As a general rule of thumb in the addiction treatment world, there are three drug categories that require a medical detox process: benzodiazepines, opioids, and alcohol. Quitting Xanax cold turkey can potentially precipitate the above withdrawal symptoms and cause them to present with greater severity.
Behavioral Signs and Symptoms of Xanax Abuse
When a person begins to abuse Xanax, there will likely be noticeable changes in their behavior. Per Medical News Today, the following are some of the main behavioral symptoms and signs of Xanax abuse:
Taking risks in order to buy Xanax: Some people may steal money or items, often from loved ones, in order to pay for Xanax.
- Losing interest in normal activities: As the Xanax abuse takes firmer hold in one’s life, it is likely that the person will lose interest in activities of former interest.
- Risk-taking behaviors: As abuse continues, the person may become more comfortable taking risks, such as driving while on Xanax.
- Maintaining stashes of Xanax: To ensure that the day doesn’t come where there is no Xanax, the person works to stockpile it.
- Relationship problems: Xanax abuse leads to interpersonal problems, but that doesn’t motivate the person to stop.
- Using a lot of Xanax: A person may be seen “pill popping” with greater frequency than would be expected.
- Obsessive thoughts and actions: This may involve spending an inordinate amount of time and energy getting and using Xanax.
- Run-ins with the law: This may be related to illegally obtaining Xanax, such as buying it on the street.
- Solitude and secrecy: This may involve withdrawing from friends and family to protect one’s use of Xanax.
- Financial difficulties: To pay for Xanax, a person may drain financial resources.
- Denial: This includes setting aside concerns about Xanax abuse to protect the ongoing use of the drug.
As noted, due to the acute dangers associated with Xanax withdrawal, there is a general advisement that a person should start the recovery process with medical detox that involves a weaning or tapering process.

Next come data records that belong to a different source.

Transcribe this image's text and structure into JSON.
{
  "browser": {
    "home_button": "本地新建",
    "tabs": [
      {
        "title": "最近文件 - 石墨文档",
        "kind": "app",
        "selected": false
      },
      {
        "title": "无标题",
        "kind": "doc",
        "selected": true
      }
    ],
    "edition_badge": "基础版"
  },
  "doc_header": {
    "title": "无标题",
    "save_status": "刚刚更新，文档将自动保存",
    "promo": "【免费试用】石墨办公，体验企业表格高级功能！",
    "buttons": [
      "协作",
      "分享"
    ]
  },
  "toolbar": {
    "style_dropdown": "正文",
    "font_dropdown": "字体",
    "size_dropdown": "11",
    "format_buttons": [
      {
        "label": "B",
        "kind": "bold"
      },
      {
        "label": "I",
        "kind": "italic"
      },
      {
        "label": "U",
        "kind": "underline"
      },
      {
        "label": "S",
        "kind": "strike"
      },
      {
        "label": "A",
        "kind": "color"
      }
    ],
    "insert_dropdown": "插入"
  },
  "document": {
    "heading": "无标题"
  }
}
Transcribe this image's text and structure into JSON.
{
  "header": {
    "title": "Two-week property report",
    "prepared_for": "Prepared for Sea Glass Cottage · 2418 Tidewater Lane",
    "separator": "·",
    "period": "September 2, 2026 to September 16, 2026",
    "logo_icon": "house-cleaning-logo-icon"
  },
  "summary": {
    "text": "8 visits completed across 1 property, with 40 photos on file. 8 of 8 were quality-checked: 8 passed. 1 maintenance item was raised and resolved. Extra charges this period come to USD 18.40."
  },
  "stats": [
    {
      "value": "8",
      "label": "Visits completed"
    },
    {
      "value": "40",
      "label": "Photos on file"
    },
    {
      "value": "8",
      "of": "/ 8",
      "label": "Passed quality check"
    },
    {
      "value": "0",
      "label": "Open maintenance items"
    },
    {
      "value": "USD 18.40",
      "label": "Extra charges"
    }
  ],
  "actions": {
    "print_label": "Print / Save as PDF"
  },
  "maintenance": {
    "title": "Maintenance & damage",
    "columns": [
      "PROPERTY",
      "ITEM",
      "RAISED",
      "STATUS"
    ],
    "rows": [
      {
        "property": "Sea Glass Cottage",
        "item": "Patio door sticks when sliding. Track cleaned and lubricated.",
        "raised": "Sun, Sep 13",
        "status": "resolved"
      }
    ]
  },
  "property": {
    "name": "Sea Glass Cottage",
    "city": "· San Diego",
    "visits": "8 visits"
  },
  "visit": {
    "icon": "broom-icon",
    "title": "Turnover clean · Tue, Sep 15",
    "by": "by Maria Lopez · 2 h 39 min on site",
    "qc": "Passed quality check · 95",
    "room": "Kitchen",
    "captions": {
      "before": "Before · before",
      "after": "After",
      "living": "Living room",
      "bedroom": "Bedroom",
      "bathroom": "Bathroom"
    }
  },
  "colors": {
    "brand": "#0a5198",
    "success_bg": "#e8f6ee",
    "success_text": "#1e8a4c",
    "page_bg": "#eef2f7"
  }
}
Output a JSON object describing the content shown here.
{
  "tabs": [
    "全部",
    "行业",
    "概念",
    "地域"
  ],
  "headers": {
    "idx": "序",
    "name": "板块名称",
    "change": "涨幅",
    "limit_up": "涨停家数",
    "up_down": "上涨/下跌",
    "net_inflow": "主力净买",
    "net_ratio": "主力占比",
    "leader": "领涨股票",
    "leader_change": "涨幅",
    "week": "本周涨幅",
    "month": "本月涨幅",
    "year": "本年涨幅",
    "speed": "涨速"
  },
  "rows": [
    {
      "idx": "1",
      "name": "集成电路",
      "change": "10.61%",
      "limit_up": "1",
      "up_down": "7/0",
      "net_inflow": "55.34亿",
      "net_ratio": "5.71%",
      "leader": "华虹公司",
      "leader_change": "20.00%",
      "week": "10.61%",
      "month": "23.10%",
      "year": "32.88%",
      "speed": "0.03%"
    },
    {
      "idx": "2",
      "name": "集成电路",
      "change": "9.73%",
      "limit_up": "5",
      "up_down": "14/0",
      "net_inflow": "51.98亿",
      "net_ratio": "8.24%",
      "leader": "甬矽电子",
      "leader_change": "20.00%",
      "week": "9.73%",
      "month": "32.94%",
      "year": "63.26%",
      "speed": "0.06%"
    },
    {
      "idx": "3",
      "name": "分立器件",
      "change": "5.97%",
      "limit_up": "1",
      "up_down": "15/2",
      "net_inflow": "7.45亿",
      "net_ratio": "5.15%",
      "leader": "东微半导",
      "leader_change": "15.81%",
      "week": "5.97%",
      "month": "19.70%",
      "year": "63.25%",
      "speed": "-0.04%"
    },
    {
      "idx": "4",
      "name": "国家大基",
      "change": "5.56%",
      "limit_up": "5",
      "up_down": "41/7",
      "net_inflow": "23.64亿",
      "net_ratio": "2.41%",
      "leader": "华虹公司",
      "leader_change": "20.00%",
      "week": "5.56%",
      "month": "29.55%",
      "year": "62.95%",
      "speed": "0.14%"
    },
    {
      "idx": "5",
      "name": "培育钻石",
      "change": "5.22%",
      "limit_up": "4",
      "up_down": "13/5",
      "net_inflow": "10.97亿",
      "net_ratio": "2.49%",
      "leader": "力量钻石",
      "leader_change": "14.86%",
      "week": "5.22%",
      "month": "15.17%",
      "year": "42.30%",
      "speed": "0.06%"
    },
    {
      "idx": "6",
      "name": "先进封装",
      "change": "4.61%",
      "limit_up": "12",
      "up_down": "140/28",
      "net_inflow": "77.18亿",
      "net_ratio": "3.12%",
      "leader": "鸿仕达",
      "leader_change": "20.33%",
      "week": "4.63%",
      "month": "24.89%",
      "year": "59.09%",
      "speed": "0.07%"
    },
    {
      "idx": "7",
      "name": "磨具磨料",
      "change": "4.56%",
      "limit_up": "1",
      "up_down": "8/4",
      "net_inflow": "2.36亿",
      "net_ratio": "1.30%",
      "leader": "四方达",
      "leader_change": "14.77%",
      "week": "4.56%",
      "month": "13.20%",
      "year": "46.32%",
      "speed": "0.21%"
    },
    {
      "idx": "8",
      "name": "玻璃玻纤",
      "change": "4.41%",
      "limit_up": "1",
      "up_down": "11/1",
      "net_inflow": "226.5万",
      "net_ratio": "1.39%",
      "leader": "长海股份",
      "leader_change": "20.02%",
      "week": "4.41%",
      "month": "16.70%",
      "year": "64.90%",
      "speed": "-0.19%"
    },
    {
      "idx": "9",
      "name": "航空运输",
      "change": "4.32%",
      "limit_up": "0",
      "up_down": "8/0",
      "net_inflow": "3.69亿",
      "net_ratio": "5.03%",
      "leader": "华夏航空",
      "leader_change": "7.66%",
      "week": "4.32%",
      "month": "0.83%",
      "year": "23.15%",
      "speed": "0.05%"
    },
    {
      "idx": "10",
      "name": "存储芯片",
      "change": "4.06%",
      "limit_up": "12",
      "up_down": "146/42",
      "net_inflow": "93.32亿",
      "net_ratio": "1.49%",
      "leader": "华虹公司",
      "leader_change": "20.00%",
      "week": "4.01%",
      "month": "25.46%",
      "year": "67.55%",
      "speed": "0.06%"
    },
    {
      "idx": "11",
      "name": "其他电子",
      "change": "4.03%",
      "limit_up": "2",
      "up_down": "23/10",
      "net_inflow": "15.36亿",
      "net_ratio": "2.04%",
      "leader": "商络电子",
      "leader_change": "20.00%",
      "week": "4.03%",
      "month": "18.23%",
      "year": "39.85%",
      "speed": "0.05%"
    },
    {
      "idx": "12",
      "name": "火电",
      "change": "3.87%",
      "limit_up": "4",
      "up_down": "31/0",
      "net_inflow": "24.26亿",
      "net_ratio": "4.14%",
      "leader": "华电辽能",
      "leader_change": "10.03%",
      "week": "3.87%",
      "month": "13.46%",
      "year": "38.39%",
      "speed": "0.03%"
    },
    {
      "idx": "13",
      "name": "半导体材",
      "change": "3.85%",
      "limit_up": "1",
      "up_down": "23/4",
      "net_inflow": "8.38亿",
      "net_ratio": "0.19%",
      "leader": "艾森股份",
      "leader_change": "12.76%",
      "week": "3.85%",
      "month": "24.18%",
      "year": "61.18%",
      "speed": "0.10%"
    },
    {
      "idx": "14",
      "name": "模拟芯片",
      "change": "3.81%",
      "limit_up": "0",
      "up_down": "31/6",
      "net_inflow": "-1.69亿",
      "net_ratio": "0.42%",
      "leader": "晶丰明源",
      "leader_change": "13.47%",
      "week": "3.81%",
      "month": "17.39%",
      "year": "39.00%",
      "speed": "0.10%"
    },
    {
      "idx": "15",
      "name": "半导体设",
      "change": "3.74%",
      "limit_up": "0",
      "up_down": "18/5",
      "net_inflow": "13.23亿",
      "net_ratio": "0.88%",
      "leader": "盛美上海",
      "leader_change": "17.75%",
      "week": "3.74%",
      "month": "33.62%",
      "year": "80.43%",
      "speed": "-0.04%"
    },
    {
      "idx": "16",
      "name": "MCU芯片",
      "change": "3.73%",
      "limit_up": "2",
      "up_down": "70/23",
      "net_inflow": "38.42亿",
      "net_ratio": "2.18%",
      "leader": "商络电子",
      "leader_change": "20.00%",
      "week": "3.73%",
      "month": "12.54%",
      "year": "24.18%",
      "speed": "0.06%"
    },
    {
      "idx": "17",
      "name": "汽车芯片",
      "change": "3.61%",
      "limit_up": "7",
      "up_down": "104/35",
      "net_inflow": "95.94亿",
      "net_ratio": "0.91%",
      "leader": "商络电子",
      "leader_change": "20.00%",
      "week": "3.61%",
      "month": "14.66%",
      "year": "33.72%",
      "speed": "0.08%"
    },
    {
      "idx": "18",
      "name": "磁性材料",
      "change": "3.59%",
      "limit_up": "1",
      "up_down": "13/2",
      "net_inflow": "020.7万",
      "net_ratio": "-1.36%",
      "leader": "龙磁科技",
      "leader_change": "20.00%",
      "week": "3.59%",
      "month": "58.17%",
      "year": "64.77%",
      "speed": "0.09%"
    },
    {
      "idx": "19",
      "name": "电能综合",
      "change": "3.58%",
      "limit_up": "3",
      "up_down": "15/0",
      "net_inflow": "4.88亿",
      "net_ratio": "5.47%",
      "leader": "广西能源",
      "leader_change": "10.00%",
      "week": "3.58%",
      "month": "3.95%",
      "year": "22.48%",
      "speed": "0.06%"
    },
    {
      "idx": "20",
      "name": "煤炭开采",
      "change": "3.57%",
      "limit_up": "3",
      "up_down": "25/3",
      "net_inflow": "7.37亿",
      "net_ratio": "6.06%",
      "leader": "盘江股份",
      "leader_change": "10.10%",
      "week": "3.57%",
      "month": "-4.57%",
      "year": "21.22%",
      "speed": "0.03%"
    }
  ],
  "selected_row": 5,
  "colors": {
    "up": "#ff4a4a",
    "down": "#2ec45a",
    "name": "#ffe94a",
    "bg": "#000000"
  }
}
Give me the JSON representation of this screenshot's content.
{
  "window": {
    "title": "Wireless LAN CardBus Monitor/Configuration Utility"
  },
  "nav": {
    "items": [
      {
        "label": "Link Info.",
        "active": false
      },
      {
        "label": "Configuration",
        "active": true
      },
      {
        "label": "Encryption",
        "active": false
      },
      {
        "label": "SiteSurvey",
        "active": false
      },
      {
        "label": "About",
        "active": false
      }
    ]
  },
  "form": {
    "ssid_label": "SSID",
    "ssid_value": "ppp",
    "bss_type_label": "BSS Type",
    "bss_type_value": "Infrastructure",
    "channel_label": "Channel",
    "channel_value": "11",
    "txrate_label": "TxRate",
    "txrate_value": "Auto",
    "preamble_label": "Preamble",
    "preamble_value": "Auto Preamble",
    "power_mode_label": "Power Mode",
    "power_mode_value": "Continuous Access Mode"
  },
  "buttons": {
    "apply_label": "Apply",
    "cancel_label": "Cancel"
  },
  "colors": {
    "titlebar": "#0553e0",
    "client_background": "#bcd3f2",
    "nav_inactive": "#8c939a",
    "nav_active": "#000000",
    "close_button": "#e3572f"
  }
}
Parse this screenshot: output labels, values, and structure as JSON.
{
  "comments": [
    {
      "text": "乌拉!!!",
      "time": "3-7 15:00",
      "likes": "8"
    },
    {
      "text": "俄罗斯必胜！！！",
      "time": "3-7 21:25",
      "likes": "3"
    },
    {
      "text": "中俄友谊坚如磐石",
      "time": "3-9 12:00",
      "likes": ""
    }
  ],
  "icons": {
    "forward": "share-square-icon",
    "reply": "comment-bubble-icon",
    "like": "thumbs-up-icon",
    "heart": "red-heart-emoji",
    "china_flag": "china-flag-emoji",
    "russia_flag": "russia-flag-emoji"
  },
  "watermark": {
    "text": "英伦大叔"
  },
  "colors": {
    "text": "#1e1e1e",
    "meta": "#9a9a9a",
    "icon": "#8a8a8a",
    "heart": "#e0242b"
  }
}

Recovery can progress from that point to primary care for the addiction.